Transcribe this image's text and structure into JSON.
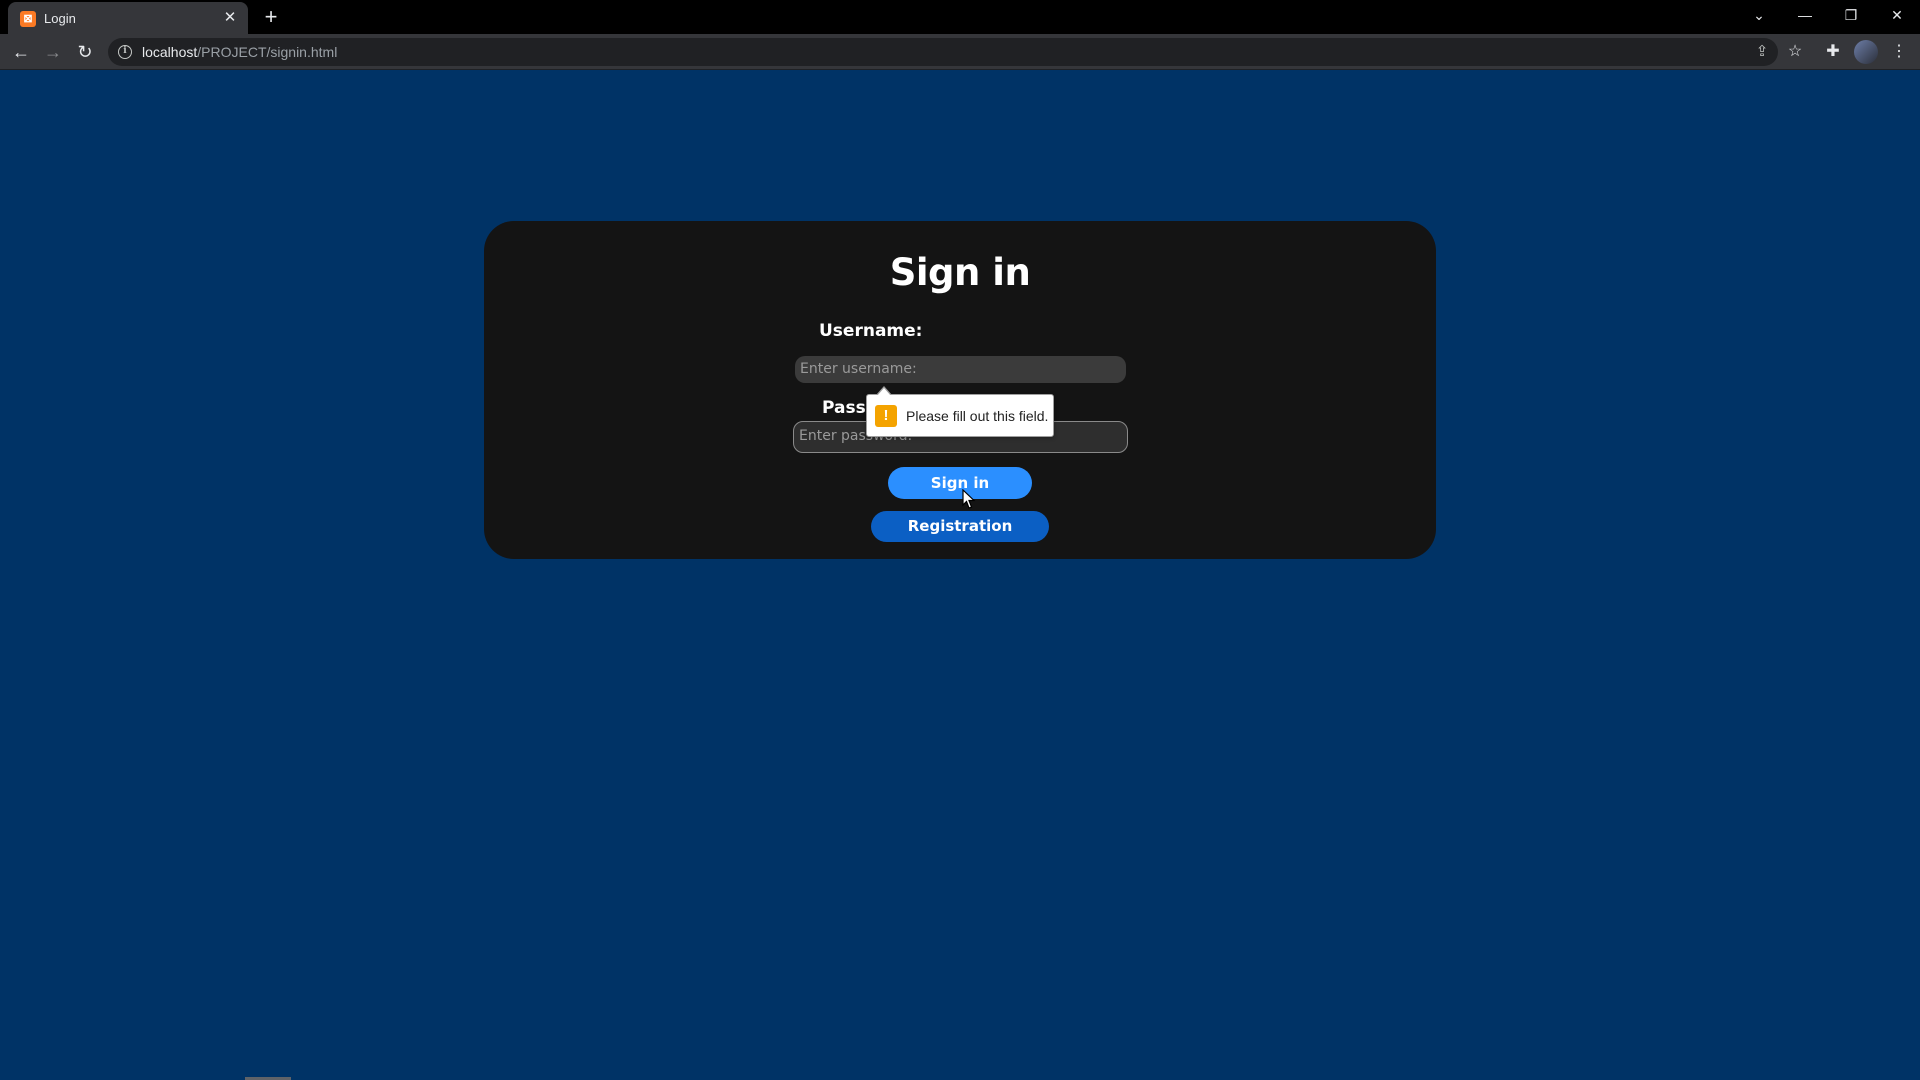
{
  "browser": {
    "tab_title": "Login",
    "tab_favicon": "xampp-favicon-icon",
    "new_tab_symbol": "+",
    "url_host": "localhost",
    "url_path": "/PROJECT/signin.html"
  },
  "page": {
    "title": "Sign in",
    "username_label": "Username:",
    "username_placeholder": "Enter username:",
    "password_label": "Passw",
    "password_placeholder": "Enter password:",
    "signin_button": "Sign in",
    "registration_button": "Registration"
  },
  "validation": {
    "message": "Please fill out this field.",
    "icon": "warning-icon"
  },
  "colors": {
    "background": "#003366",
    "card": "#141414",
    "signin_button": "#2b8fff",
    "registration_button": "#0b5fc4",
    "warning": "#f4a300"
  }
}
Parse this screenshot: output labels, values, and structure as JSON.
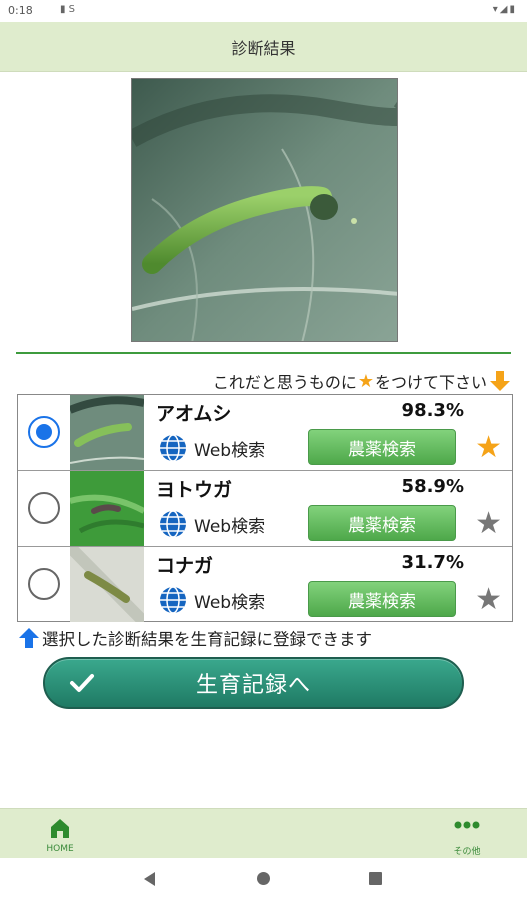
{
  "status_bar": {
    "time": "0:18",
    "left_icons": "▮ S",
    "right_icons": "▾◢▮"
  },
  "header": {
    "title": "診断結果"
  },
  "instruction": {
    "before_star": "これだと思うものに",
    "star": "★",
    "after_star": "をつけて下さい"
  },
  "results": [
    {
      "name": "アオムシ",
      "confidence": "98.3%",
      "web_label": "Web検索",
      "agri_label": "農薬検索",
      "selected": true,
      "starred": true
    },
    {
      "name": "ヨトウガ",
      "confidence": "58.9%",
      "web_label": "Web検索",
      "agri_label": "農薬検索",
      "selected": false,
      "starred": false
    },
    {
      "name": "コナガ",
      "confidence": "31.7%",
      "web_label": "Web検索",
      "agri_label": "農薬検索",
      "selected": false,
      "starred": false
    }
  ],
  "note": "選択した診断結果を生育記録に登録できます",
  "record_button": {
    "label": "生育記録へ"
  },
  "bottom_nav": {
    "home_label": "HOME",
    "other_label": "その他"
  },
  "colors": {
    "header_bg": "#dfeccd",
    "accent_green": "#3d9b3d",
    "star_orange": "#f5a318",
    "radio_blue": "#1a73e8",
    "button_teal": "#1f7a64"
  }
}
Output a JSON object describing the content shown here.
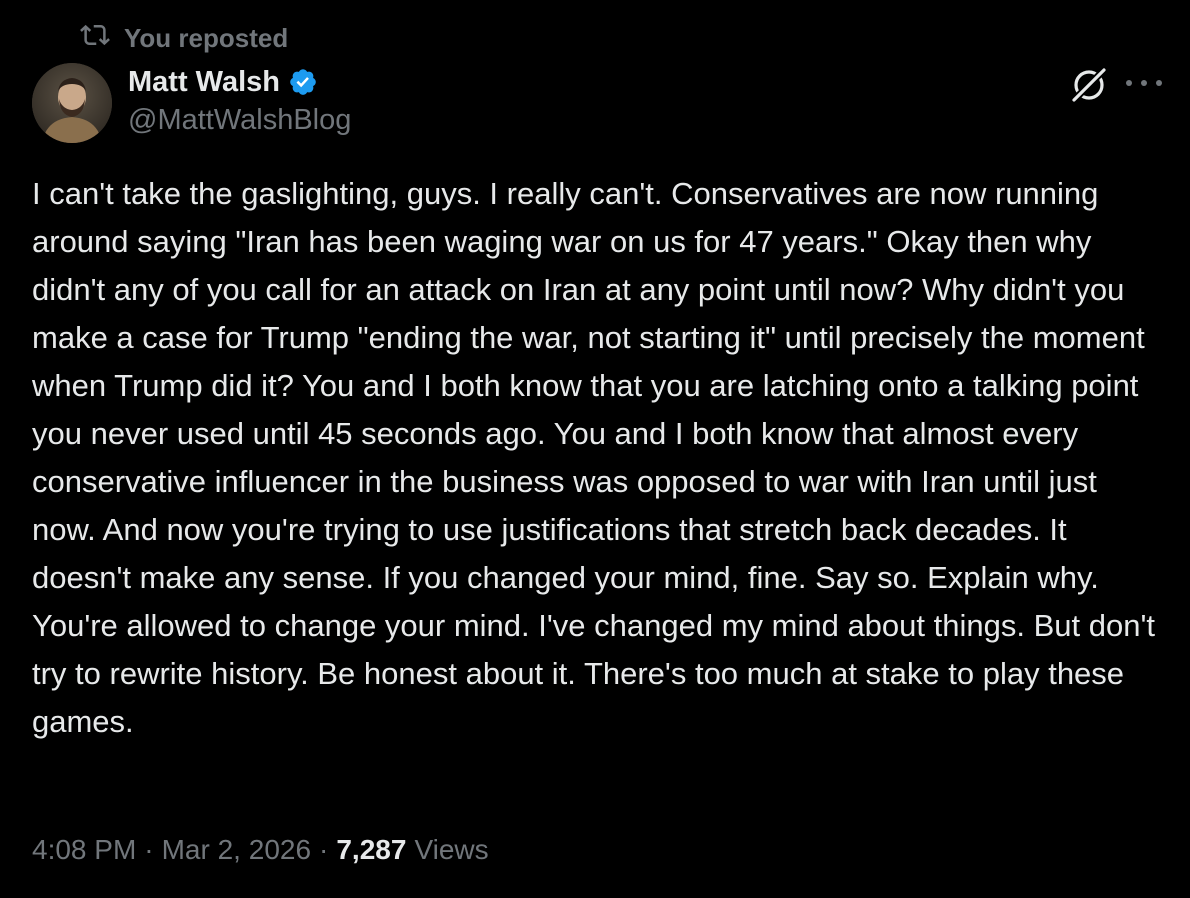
{
  "repost": {
    "label": "You reposted",
    "icon": "repost-icon"
  },
  "author": {
    "display_name": "Matt Walsh",
    "handle": "@MattWalshBlog",
    "verified": true,
    "verified_color": "#1d9bf0"
  },
  "actions": {
    "grok_icon": "grok-icon",
    "more_icon": "more-horizontal-icon"
  },
  "tweet": {
    "text": "I can't take the gaslighting, guys. I really can't. Conservatives are now running around saying \"Iran has been waging war on us for 47 years.\" Okay then why didn't any of you call for an attack on Iran at any point until now? Why didn't you make a case for Trump \"ending the war, not starting it\" until precisely the moment when Trump did it? You and I both know that you are latching onto a talking point you never used until 45 seconds ago. You and I both know that almost every conservative influencer in the business was opposed to war with Iran until just now. And now you're trying to use justifications that stretch back decades. It doesn't make any sense. If you changed your mind, fine. Say so. Explain why. You're allowed to change your mind. I've changed my mind about things. But don't try to rewrite history. Be honest about it. There's too much at stake to play these games."
  },
  "meta": {
    "time": "4:08 PM",
    "separator": "·",
    "date": "Mar 2, 2026",
    "views_count": "7,287",
    "views_label": "Views"
  },
  "colors": {
    "background": "#000000",
    "text_primary": "#e7e9ea",
    "text_secondary": "#71767b"
  }
}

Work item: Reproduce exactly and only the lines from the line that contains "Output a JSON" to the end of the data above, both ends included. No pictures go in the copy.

Written answer:
Output a JSON object describing the content shown here.
{
  "repost": {
    "label": "You reposted",
    "icon": "repost-icon"
  },
  "author": {
    "display_name": "Matt Walsh",
    "handle": "@MattWalshBlog",
    "verified": true,
    "verified_color": "#1d9bf0"
  },
  "actions": {
    "grok_icon": "grok-icon",
    "more_icon": "more-horizontal-icon"
  },
  "tweet": {
    "text": "I can't take the gaslighting, guys. I really can't. Conservatives are now running around saying \"Iran has been waging war on us for 47 years.\" Okay then why didn't any of you call for an attack on Iran at any point until now? Why didn't you make a case for Trump \"ending the war, not starting it\" until precisely the moment when Trump did it? You and I both know that you are latching onto a talking point you never used until 45 seconds ago. You and I both know that almost every conservative influencer in the business was opposed to war with Iran until just now. And now you're trying to use justifications that stretch back decades. It doesn't make any sense. If you changed your mind, fine. Say so. Explain why. You're allowed to change your mind. I've changed my mind about things. But don't try to rewrite history. Be honest about it. There's too much at stake to play these games."
  },
  "meta": {
    "time": "4:08 PM",
    "separator": "·",
    "date": "Mar 2, 2026",
    "views_count": "7,287",
    "views_label": "Views"
  },
  "colors": {
    "background": "#000000",
    "text_primary": "#e7e9ea",
    "text_secondary": "#71767b"
  }
}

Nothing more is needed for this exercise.